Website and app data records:
━━━━

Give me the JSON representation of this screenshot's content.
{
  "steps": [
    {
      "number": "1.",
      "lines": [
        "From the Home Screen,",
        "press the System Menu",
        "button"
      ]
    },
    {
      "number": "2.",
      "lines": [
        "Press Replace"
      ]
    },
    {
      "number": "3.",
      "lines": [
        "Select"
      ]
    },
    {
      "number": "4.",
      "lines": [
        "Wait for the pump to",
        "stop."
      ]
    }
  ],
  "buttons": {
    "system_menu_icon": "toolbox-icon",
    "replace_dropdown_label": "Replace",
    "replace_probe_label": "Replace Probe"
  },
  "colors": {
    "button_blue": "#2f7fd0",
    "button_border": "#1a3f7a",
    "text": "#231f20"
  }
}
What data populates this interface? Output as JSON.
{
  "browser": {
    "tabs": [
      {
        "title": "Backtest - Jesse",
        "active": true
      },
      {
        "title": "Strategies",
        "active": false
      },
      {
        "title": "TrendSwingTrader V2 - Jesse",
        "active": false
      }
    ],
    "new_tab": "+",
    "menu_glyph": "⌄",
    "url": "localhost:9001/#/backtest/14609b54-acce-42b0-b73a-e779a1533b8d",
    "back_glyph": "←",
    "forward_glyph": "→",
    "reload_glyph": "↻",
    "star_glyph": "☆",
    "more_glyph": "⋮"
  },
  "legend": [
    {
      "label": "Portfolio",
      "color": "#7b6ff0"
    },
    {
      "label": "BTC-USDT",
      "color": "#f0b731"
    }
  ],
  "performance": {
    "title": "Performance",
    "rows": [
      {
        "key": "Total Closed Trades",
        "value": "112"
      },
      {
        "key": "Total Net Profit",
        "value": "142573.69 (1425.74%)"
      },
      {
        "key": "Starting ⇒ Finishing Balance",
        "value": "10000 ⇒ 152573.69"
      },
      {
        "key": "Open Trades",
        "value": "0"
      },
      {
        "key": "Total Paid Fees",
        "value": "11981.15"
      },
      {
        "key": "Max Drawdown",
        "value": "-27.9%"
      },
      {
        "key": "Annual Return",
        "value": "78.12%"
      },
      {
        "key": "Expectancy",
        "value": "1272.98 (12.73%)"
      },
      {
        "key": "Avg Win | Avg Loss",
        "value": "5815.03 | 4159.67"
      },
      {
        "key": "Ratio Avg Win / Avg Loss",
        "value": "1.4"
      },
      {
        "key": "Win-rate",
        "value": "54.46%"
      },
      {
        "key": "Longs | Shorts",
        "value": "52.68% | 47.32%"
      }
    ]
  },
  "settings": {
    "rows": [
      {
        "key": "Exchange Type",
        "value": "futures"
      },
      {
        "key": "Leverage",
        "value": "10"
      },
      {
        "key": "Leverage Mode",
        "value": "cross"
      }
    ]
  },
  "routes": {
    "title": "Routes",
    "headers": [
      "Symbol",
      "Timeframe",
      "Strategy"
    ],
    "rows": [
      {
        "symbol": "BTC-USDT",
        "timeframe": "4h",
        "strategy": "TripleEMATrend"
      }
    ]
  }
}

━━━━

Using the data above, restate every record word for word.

Give me the JSON representation of this screenshot's content.
{
  "steps": [
    {
      "number": "1.",
      "lines": [
        "From the Home Screen,",
        "press the System Menu",
        "button"
      ]
    },
    {
      "number": "2.",
      "lines": [
        "Press Replace"
      ]
    },
    {
      "number": "3.",
      "lines": [
        "Select"
      ]
    },
    {
      "number": "4.",
      "lines": [
        "Wait for the pump to",
        "stop."
      ]
    }
  ],
  "buttons": {
    "system_menu_icon": "toolbox-icon",
    "replace_dropdown_label": "Replace",
    "replace_probe_label": "Replace Probe"
  },
  "colors": {
    "button_blue": "#2f7fd0",
    "button_border": "#1a3f7a",
    "text": "#231f20"
  }
}
What data populates this interface? Output as JSON.
{
  "browser": {
    "tabs": [
      {
        "title": "Backtest - Jesse",
        "active": true
      },
      {
        "title": "Strategies",
        "active": false
      },
      {
        "title": "TrendSwingTrader V2 - Jesse",
        "active": false
      }
    ],
    "new_tab": "+",
    "menu_glyph": "⌄",
    "url": "localhost:9001/#/backtest/14609b54-acce-42b0-b73a-e779a1533b8d",
    "back_glyph": "←",
    "forward_glyph": "→",
    "reload_glyph": "↻",
    "star_glyph": "☆",
    "more_glyph": "⋮"
  },
  "legend": [
    {
      "label": "Portfolio",
      "color": "#7b6ff0"
    },
    {
      "label": "BTC-USDT",
      "color": "#f0b731"
    }
  ],
  "performance": {
    "title": "Performance",
    "rows": [
      {
        "key": "Total Closed Trades",
        "value": "112"
      },
      {
        "key": "Total Net Profit",
        "value": "142573.69 (1425.74%)"
      },
      {
        "key": "Starting ⇒ Finishing Balance",
        "value": "10000 ⇒ 152573.69"
      },
      {
        "key": "Open Trades",
        "value": "0"
      },
      {
        "key": "Total Paid Fees",
        "value": "11981.15"
      },
      {
        "key": "Max Drawdown",
        "value": "-27.9%"
      },
      {
        "key": "Annual Return",
        "value": "78.12%"
      },
      {
        "key": "Expectancy",
        "value": "1272.98 (12.73%)"
      },
      {
        "key": "Avg Win | Avg Loss",
        "value": "5815.03 | 4159.67"
      },
      {
        "key": "Ratio Avg Win / Avg Loss",
        "value": "1.4"
      },
      {
        "key": "Win-rate",
        "value": "54.46%"
      },
      {
        "key": "Longs | Shorts",
        "value": "52.68% | 47.32%"
      }
    ]
  },
  "settings": {
    "rows": [
      {
        "key": "Exchange Type",
        "value": "futures"
      },
      {
        "key": "Leverage",
        "value": "10"
      },
      {
        "key": "Leverage Mode",
        "value": "cross"
      }
    ]
  },
  "routes": {
    "title": "Routes",
    "headers": [
      "Symbol",
      "Timeframe",
      "Strategy"
    ],
    "rows": [
      {
        "symbol": "BTC-USDT",
        "timeframe": "4h",
        "strategy": "TripleEMATrend"
      }
    ]
  }
}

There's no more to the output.